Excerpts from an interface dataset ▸
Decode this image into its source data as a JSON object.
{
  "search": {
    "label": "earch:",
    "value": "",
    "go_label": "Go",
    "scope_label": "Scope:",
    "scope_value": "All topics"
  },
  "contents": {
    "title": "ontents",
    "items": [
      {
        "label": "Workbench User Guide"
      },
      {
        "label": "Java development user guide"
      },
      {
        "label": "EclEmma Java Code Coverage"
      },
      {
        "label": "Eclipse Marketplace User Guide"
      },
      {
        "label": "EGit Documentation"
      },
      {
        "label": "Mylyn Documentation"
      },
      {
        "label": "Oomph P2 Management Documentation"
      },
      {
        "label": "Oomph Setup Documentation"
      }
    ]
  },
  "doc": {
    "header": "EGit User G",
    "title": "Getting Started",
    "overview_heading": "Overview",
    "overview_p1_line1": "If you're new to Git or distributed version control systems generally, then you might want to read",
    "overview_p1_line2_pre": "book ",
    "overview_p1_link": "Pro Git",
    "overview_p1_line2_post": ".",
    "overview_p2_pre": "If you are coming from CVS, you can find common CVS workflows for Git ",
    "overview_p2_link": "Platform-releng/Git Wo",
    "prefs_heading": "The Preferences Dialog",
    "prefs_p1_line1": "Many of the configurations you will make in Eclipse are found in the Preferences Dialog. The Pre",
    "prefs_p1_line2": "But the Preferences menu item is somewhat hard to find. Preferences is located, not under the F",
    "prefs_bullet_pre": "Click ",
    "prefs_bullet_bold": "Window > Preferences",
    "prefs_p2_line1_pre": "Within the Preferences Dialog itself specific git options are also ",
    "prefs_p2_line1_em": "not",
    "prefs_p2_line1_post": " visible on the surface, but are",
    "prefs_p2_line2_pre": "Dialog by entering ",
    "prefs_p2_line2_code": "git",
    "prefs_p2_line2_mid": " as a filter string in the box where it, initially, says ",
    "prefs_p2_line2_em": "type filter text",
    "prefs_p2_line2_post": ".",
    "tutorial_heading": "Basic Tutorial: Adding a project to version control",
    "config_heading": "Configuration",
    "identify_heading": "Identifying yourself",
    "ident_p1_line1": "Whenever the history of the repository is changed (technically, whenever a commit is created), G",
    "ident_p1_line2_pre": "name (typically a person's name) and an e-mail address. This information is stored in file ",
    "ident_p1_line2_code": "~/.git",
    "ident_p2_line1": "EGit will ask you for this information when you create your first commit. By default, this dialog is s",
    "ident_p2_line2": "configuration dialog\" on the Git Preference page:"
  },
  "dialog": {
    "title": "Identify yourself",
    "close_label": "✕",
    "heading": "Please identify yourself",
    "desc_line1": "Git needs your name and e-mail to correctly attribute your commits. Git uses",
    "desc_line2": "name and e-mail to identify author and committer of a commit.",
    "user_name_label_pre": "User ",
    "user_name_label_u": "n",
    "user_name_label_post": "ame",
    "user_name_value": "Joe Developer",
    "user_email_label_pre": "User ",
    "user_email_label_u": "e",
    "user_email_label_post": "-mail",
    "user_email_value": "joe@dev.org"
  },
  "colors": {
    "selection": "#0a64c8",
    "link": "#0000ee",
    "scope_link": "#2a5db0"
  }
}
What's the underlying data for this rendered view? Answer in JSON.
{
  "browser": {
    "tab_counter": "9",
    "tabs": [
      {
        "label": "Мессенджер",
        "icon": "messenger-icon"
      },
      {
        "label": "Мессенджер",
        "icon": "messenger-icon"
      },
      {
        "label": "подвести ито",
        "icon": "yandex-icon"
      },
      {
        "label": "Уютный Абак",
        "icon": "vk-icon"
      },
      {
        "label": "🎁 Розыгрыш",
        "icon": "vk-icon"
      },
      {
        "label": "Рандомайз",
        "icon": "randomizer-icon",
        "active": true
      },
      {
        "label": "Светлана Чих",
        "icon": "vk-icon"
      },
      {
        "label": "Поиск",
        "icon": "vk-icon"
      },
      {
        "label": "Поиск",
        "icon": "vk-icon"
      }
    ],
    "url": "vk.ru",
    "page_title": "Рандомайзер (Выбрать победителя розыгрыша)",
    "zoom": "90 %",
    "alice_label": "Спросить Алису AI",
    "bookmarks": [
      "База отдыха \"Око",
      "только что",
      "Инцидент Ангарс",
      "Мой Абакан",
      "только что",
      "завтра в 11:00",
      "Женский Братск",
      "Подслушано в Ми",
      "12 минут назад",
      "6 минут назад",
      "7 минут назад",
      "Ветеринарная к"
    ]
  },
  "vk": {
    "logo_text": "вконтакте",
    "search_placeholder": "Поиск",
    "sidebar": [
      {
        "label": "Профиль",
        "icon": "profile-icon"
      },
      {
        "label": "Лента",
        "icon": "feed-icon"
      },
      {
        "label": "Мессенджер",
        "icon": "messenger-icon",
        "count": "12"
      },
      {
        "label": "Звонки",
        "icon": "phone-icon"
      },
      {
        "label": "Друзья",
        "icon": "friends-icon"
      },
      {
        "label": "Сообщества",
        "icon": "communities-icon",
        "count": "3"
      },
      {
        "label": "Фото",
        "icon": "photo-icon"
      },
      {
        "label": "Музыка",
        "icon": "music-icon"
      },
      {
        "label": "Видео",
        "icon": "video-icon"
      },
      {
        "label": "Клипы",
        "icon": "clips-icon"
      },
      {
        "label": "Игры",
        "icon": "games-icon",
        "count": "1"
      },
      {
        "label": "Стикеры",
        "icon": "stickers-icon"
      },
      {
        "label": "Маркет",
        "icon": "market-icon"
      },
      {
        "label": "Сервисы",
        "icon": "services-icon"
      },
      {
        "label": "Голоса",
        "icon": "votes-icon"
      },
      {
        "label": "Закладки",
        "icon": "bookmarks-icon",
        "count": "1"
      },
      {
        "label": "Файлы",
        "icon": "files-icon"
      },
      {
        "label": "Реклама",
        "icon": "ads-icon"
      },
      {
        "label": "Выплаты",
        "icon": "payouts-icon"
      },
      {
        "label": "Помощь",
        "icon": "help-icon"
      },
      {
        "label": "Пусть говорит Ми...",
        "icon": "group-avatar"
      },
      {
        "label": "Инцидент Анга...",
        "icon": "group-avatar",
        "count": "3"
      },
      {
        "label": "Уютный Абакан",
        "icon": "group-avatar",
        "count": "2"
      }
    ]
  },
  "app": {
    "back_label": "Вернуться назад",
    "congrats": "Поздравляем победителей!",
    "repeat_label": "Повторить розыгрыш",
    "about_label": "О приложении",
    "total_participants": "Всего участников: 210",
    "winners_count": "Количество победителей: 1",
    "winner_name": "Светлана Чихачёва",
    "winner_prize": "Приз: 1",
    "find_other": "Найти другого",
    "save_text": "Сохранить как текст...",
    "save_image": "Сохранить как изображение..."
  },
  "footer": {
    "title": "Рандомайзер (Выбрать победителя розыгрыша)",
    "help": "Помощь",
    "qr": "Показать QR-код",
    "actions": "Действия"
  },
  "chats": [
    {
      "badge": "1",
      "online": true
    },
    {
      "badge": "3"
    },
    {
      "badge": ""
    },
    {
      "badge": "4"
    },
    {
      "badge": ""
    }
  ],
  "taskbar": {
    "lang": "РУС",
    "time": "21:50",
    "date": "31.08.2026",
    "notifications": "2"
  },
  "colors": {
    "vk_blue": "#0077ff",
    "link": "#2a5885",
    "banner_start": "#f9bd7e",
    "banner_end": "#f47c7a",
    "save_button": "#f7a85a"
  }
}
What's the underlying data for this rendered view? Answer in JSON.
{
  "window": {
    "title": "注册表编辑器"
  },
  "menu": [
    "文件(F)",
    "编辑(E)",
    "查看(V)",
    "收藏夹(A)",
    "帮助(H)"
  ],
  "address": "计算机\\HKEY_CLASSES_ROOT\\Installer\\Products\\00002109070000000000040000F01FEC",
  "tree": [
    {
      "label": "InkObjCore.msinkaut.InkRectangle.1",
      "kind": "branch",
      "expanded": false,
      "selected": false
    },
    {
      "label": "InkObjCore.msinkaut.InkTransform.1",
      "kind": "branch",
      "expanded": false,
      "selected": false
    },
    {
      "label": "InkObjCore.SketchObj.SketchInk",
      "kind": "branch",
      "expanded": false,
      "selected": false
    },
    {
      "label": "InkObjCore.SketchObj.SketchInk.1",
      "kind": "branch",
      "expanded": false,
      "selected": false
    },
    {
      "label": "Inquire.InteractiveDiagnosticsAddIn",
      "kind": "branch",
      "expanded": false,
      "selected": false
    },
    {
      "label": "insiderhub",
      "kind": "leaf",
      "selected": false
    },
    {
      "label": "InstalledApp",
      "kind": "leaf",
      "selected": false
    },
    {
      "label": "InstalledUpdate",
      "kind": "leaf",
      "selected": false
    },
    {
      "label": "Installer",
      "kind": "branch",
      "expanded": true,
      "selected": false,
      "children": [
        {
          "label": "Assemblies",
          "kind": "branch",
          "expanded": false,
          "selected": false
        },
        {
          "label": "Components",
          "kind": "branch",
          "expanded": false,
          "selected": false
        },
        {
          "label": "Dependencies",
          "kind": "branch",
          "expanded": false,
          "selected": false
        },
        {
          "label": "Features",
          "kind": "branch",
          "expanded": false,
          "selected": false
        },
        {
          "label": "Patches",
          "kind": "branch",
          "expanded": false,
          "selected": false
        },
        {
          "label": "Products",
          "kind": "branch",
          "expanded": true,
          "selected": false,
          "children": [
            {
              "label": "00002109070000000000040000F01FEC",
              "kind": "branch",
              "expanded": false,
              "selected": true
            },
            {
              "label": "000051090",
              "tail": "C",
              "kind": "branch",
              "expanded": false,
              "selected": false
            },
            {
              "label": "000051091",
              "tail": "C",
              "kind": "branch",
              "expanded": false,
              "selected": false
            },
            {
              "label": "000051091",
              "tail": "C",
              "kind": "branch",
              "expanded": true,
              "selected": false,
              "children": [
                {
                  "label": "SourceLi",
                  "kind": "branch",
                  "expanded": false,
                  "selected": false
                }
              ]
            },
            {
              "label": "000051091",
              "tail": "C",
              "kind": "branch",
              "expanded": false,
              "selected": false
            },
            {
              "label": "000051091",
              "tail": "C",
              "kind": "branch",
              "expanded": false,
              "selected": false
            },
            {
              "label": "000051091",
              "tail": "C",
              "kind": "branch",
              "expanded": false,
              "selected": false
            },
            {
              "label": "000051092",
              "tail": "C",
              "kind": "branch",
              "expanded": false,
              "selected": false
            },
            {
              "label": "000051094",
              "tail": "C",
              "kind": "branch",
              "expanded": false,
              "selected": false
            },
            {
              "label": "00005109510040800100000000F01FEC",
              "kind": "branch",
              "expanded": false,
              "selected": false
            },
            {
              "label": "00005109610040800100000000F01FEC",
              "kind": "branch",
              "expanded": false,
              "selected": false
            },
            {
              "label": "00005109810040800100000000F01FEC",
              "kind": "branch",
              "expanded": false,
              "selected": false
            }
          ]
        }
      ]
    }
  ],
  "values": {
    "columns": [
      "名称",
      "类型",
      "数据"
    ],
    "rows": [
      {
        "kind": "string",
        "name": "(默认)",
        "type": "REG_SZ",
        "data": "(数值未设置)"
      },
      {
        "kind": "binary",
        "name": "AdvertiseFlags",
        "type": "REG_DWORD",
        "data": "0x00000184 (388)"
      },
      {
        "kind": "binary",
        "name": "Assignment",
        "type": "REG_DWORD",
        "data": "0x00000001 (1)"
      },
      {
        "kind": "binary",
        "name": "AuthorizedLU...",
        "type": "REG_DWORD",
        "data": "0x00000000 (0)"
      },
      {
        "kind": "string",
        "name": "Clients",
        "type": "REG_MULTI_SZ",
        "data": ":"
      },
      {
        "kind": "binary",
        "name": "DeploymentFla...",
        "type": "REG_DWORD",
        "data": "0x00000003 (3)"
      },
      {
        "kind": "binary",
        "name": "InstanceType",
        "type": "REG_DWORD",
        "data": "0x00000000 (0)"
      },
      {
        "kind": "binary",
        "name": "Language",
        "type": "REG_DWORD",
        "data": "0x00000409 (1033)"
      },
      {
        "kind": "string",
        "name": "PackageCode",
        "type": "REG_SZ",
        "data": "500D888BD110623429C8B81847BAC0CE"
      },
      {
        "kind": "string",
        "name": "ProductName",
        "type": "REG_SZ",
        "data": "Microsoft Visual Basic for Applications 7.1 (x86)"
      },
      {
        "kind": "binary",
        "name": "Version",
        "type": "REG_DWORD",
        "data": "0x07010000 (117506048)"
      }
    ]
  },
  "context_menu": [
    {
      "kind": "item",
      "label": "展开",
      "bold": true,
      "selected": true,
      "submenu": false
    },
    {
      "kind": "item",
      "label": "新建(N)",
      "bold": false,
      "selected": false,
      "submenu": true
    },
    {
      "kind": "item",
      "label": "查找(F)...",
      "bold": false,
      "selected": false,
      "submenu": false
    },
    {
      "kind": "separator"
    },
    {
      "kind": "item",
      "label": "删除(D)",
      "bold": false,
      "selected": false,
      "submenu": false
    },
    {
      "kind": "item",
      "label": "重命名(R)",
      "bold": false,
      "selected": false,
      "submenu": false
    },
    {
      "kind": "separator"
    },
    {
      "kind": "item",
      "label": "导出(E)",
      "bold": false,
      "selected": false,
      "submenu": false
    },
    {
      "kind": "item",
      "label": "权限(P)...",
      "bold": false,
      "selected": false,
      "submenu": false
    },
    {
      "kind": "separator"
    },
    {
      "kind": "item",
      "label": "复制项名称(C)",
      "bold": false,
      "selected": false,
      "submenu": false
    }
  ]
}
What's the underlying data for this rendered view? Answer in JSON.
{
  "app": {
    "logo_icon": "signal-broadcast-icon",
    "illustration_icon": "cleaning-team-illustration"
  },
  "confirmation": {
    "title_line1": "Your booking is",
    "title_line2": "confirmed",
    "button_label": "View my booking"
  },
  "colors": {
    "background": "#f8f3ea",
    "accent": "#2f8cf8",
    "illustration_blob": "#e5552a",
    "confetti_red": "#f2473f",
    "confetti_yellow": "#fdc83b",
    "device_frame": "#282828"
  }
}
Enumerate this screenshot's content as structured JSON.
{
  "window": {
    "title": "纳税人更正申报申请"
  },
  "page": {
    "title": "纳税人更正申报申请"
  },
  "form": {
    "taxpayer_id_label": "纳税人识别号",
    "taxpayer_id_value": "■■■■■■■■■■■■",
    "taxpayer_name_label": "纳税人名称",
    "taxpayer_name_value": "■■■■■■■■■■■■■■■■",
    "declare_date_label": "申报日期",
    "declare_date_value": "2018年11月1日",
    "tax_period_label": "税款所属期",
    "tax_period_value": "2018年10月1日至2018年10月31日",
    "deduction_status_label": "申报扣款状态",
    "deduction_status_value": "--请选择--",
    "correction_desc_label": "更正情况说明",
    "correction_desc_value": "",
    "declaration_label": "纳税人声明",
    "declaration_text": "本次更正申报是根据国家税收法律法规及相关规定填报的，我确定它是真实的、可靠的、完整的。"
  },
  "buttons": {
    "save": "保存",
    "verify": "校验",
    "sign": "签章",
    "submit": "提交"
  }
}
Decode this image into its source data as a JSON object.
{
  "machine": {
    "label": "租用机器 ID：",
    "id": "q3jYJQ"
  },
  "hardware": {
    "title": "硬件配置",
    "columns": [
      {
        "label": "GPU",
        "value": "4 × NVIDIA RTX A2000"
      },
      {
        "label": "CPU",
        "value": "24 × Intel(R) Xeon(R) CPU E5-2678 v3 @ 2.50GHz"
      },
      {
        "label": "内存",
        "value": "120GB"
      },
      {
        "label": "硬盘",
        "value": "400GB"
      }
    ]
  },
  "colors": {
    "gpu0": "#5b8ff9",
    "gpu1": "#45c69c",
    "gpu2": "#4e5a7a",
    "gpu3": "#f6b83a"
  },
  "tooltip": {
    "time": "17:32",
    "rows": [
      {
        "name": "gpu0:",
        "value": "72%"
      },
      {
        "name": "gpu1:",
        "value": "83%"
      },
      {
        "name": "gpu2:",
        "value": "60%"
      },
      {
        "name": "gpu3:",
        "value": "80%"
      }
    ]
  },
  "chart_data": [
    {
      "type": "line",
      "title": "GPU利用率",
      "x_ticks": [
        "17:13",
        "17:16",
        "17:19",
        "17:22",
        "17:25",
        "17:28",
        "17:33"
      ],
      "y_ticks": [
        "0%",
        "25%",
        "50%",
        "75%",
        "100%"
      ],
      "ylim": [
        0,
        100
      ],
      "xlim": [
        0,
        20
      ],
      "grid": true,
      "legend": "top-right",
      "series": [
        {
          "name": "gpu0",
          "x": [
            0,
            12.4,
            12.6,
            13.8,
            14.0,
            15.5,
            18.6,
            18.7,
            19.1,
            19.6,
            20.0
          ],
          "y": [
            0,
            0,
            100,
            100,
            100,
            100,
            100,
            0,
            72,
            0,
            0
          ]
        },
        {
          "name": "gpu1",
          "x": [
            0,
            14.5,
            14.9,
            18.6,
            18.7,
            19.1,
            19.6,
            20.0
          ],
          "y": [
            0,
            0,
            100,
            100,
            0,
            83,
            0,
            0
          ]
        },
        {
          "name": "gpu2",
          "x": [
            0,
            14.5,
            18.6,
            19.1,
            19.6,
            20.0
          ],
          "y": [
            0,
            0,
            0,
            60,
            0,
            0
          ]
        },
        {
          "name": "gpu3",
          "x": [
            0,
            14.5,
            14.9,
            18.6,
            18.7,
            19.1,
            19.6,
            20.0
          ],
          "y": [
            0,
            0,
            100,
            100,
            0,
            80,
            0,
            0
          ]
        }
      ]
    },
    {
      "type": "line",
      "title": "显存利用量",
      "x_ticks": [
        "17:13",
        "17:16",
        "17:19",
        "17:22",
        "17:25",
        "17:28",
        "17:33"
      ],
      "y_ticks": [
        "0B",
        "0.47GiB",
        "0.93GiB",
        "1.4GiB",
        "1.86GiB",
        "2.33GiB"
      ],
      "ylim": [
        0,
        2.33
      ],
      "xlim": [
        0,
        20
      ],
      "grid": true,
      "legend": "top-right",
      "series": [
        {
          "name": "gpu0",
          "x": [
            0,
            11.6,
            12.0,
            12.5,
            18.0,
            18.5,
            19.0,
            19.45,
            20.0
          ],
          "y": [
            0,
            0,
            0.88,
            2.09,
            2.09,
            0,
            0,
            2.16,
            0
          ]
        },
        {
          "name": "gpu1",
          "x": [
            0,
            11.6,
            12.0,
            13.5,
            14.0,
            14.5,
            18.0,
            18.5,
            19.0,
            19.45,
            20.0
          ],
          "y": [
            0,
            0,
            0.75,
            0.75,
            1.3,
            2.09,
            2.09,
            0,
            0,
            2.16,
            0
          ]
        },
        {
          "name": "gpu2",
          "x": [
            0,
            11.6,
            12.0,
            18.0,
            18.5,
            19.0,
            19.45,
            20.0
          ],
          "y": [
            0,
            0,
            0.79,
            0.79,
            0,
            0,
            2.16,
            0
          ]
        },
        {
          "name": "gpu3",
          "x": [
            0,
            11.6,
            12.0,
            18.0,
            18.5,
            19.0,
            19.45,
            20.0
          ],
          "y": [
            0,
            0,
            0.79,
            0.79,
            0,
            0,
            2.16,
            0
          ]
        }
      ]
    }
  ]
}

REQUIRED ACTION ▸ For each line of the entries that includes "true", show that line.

YOUR RESPONSE ▸
        "active": true
      "online": true
      "expanded": true,
          "expanded": true,
              "selected": true
              "expanded": true,
      "bold": true,
      "selected": true,
      "submenu": true
      "grid": true,
      "grid": true,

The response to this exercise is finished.